From the listing that follows, output everything exactly except the pictures.

== Segment start ==

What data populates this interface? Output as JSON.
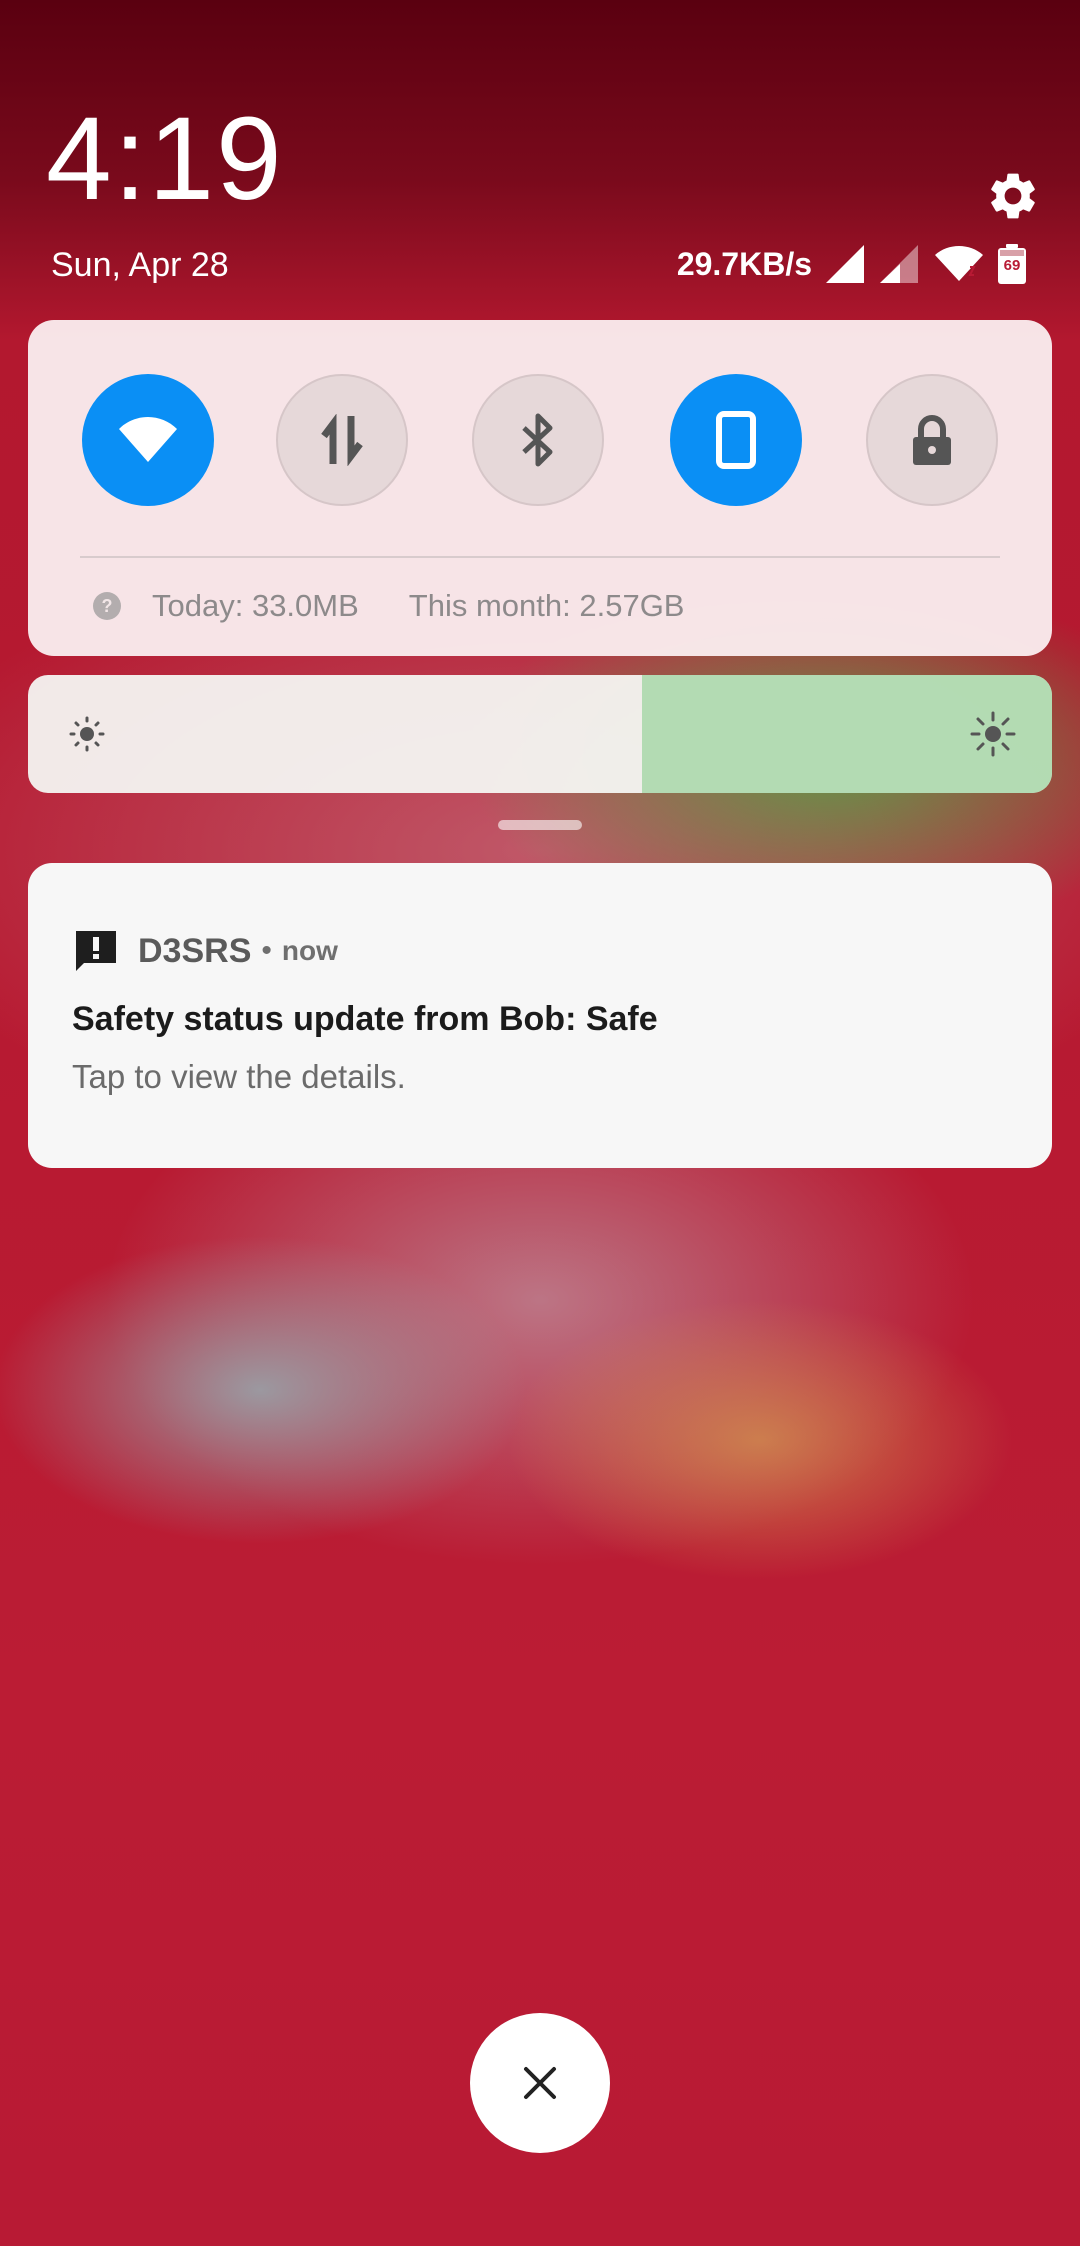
{
  "clock": {
    "time": "4:19",
    "date": "Sun, Apr 28"
  },
  "status_bar": {
    "net_speed": "29.7KB/s",
    "battery_level": "69",
    "icons": [
      "signal-1-icon",
      "signal-2-icon",
      "wifi-icon",
      "battery-icon"
    ]
  },
  "quick_settings": {
    "toggles": [
      {
        "name": "wifi",
        "icon": "wifi-icon",
        "state": "on"
      },
      {
        "name": "mobile-data",
        "icon": "mobile-data-icon",
        "state": "off"
      },
      {
        "name": "bluetooth",
        "icon": "bluetooth-icon",
        "state": "off"
      },
      {
        "name": "screen",
        "icon": "phone-icon",
        "state": "on"
      },
      {
        "name": "lock",
        "icon": "lock-icon",
        "state": "off"
      }
    ],
    "usage_today": "Today: 33.0MB",
    "usage_month": "This month: 2.57GB"
  },
  "brightness": {
    "level": 0.4
  },
  "notification": {
    "app_name": "D3SRS",
    "separator": "•",
    "time": "now",
    "title": "Safety status update from Bob: Safe",
    "text": "Tap to view the details."
  },
  "colors": {
    "accent": "#0a8ff5",
    "background": "#b81a34",
    "brightness_fill": "#b0dab0"
  }
}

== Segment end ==

#### Task response:
What data populates this interface? Output as JSON.
{
  "clock": {
    "time": "4:19",
    "date": "Sun, Apr 28"
  },
  "status_bar": {
    "net_speed": "29.7KB/s",
    "battery_level": "69",
    "icons": [
      "signal-1-icon",
      "signal-2-icon",
      "wifi-icon",
      "battery-icon"
    ]
  },
  "quick_settings": {
    "toggles": [
      {
        "name": "wifi",
        "icon": "wifi-icon",
        "state": "on"
      },
      {
        "name": "mobile-data",
        "icon": "mobile-data-icon",
        "state": "off"
      },
      {
        "name": "bluetooth",
        "icon": "bluetooth-icon",
        "state": "off"
      },
      {
        "name": "screen",
        "icon": "phone-icon",
        "state": "on"
      },
      {
        "name": "lock",
        "icon": "lock-icon",
        "state": "off"
      }
    ],
    "usage_today": "Today: 33.0MB",
    "usage_month": "This month: 2.57GB"
  },
  "brightness": {
    "level": 0.4
  },
  "notification": {
    "app_name": "D3SRS",
    "separator": "•",
    "time": "now",
    "title": "Safety status update from Bob: Safe",
    "text": "Tap to view the details."
  },
  "colors": {
    "accent": "#0a8ff5",
    "background": "#b81a34",
    "brightness_fill": "#b0dab0"
  }
}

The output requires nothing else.